I promise I’m not complaining.
The truth is, the kids are off at daycamp this week, which magically opens up the daytime hours for Groom and me to hustle around the house, throw bedding into plastic bags, and disassemble bed frames, all while staring at a pile of caribiners mixed with agates and Yu-Gi-Oh cards and thinking, “Do I really feel like taking fifteen minutes to separate the cards from the agates from the carabiners, or should I throw them all in the trash–or put them into a Ziploc bag so that I can unpack them again in a year and stare at them some more?”
Then there is some more hustling around to take paintings off the walls, an activity only broken up by the minutes spent staring at the stack of our daughter’s 56 journals, each of which have writing on the first page only. This staring is followed by a few minutes of rifling through the 203 pencils in her desk drawer, which conveniently alternate with key chains and stickers of emoticons, a mixture that can only be called Tween Gorp.
After about an hour of what should be Productive House Packing Time, I realize I’m pretty much just walking down the stairs, getting a plastic bag, carrying it back upstairs, opening a drawer, sighing deeply and dramatically, and then closing the drawer and wondering why I’m holding a plastic bag. Before I’ve completely registered all the junk around me, some part of my vision becomes oblivious to it; the vastness and variety of the piles of stuff all blend together, my head gets woozy, and I plop down with an ooof onto the floor where I sit and consider one more time the specific craziness that is Agglomerated Clothes I Think I Want to Take to Turkey.

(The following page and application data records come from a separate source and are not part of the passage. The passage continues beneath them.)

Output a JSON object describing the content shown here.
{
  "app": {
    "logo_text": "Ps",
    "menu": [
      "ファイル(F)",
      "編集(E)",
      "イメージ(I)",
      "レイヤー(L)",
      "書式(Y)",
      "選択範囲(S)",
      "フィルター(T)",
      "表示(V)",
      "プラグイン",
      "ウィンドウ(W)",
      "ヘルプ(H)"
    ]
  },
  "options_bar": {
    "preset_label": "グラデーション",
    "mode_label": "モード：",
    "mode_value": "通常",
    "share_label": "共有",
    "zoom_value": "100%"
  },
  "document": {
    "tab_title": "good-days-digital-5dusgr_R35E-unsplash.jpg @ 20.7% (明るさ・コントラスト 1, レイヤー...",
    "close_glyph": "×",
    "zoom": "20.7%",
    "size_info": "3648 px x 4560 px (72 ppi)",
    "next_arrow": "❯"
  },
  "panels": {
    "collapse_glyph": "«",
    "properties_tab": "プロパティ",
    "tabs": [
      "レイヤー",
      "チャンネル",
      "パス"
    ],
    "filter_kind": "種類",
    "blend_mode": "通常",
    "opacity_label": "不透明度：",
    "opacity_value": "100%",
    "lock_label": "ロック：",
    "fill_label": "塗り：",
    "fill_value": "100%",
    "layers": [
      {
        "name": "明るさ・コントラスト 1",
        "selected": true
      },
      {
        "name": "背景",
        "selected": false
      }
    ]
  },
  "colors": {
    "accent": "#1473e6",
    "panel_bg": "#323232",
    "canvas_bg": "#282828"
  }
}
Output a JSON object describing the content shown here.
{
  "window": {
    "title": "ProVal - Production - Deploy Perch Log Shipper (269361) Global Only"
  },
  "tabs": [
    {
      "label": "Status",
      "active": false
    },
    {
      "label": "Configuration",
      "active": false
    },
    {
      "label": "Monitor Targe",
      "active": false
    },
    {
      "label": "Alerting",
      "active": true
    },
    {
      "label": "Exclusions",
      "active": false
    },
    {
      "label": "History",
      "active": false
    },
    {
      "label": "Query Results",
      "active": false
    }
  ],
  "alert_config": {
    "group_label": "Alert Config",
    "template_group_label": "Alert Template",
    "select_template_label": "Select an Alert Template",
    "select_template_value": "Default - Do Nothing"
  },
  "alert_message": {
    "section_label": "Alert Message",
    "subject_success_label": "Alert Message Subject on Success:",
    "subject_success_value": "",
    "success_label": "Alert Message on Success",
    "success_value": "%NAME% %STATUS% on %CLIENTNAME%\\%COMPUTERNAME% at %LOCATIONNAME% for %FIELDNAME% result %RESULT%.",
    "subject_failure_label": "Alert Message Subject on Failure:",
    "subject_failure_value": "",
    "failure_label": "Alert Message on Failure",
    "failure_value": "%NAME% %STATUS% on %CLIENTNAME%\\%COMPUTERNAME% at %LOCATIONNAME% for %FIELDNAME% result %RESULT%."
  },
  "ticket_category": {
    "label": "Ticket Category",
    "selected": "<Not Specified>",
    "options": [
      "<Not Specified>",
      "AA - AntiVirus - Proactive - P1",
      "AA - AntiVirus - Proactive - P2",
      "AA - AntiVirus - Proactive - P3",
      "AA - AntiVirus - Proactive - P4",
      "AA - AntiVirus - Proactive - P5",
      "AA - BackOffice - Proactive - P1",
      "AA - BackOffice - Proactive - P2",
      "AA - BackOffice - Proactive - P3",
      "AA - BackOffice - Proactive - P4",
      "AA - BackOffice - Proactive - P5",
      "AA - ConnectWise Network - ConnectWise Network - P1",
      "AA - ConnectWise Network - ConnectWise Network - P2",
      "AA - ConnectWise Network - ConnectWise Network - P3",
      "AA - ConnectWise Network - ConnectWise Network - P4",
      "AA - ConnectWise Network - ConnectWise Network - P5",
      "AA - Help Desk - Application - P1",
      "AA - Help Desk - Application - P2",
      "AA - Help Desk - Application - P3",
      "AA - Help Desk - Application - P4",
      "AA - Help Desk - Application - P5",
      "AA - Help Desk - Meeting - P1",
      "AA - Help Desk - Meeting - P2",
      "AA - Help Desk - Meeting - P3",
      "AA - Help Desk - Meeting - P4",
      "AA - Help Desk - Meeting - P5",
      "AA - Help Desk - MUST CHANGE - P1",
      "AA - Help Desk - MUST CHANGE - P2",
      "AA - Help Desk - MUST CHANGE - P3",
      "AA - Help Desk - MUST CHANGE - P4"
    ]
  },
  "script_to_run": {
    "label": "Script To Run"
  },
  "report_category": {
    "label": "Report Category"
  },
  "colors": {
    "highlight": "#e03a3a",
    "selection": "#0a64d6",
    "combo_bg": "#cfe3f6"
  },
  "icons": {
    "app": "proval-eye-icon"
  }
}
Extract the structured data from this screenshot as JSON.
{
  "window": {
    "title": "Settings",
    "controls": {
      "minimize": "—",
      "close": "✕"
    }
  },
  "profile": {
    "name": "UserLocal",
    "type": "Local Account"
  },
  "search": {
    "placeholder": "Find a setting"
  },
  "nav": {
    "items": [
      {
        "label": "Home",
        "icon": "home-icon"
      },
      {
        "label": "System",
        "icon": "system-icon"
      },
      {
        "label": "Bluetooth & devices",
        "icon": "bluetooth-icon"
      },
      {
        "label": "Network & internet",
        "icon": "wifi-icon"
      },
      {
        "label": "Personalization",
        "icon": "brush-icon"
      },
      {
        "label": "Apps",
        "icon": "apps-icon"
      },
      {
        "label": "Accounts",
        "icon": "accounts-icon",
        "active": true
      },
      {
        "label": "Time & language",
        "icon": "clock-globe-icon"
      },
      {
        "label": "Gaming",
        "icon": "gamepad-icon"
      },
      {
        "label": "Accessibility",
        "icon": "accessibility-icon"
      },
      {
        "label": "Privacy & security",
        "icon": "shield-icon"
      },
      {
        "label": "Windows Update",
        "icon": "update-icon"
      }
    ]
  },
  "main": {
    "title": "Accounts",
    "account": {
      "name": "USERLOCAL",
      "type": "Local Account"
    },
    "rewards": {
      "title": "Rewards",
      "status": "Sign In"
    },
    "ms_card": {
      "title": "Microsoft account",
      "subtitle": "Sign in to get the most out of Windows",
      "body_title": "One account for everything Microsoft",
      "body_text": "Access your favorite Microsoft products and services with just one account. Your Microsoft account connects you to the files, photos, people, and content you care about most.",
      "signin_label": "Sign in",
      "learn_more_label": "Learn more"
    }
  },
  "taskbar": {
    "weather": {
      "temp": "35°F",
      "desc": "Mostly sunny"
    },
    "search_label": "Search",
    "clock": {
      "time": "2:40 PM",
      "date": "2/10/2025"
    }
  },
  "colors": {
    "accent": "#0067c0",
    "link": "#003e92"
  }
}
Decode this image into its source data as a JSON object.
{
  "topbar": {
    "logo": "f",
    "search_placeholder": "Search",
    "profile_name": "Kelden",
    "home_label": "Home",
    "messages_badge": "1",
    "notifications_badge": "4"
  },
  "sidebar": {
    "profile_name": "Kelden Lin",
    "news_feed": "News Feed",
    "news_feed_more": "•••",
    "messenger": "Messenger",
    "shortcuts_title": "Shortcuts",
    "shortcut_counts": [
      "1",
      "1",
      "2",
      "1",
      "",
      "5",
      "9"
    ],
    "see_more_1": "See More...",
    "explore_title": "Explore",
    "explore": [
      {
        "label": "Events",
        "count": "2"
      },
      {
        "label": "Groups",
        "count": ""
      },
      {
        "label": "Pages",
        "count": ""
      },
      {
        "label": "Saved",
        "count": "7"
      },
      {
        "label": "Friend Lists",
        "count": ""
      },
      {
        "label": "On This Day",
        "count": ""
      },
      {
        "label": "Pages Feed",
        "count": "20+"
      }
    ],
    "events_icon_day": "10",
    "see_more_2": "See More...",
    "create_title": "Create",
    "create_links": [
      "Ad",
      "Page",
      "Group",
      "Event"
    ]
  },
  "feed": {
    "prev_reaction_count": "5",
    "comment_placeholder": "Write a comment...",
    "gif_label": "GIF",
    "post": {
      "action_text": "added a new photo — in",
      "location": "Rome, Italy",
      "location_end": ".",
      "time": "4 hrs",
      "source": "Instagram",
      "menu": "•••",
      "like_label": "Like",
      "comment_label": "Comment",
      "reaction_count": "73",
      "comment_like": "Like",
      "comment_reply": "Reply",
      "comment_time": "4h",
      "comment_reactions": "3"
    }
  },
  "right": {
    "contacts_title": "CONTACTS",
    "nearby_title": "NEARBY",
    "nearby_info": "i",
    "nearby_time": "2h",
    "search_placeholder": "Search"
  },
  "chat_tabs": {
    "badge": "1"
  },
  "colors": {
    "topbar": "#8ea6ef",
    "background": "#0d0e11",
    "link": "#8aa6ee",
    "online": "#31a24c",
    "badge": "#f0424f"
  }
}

On one level, I think I’ve done okay, as we’ll be gone a full year to a place with a complete rotation of seasons, and yet I’m taking neither snow boots nor winter coat. But I am currently stalled out on a stack of 19 short-sleeved shirts that all are begging for a trip to the Near East. The short sleevers are so raucous that the 3/4- and full-length sleevers aren’t even emitting a peep but, rather, are sticking together resolutely and silently in their own stolid clump in the corner.
Right now, our household is realizing how even our “restrained” packing attempts are resulting in hella lotta crap being aimed at an open suitcase. Groom–who can say no to dessert, go to bed at a reasonable hour, and avoid shopping for months–compiled all his intended clothes, and here’s what his low-key self came up with:
As I chastise myself for struggling to cull the mass of fabric, though, I am defended by rationalization. In the heap are 6 bras. Over the course of 365 days, that means I would wear each bra about 61 times. When put that way, 6 bras doesn’t seem excessive. When photographed as part of a column of 3 skirts, 11 pairs of socks, and 10 pairs of underwear, though, the cumulative heft–which comprises maybe 1/6 of the overall total–seems like too much:
that everything is going to be all right.